What is needed: The records below are to be written out again, exactly as they appear.

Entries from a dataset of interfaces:
::::::
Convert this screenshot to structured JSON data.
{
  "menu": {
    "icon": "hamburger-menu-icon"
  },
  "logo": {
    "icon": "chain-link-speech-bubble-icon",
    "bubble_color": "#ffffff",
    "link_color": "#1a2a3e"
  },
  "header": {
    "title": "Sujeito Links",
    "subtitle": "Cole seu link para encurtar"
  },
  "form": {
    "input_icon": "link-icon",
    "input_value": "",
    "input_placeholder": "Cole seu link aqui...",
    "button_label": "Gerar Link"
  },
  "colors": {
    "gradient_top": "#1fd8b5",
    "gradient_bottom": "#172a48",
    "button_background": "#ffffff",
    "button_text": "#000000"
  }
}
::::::
Response to this task:
Convert this screenshot to structured JSON data.
{
  "menu": {
    "icon": "hamburger-menu-icon"
  },
  "logo": {
    "icon": "chain-link-speech-bubble-icon",
    "bubble_color": "#ffffff",
    "link_color": "#1a2a3e"
  },
  "header": {
    "title": "Sujeito Links",
    "subtitle": "Cole seu link para encurtar"
  },
  "form": {
    "input_icon": "link-icon",
    "input_value": "",
    "input_placeholder": "Cole seu link aqui...",
    "button_label": "Gerar Link"
  },
  "colors": {
    "gradient_top": "#1fd8b5",
    "gradient_bottom": "#172a48",
    "button_background": "#ffffff",
    "button_text": "#000000"
  }
}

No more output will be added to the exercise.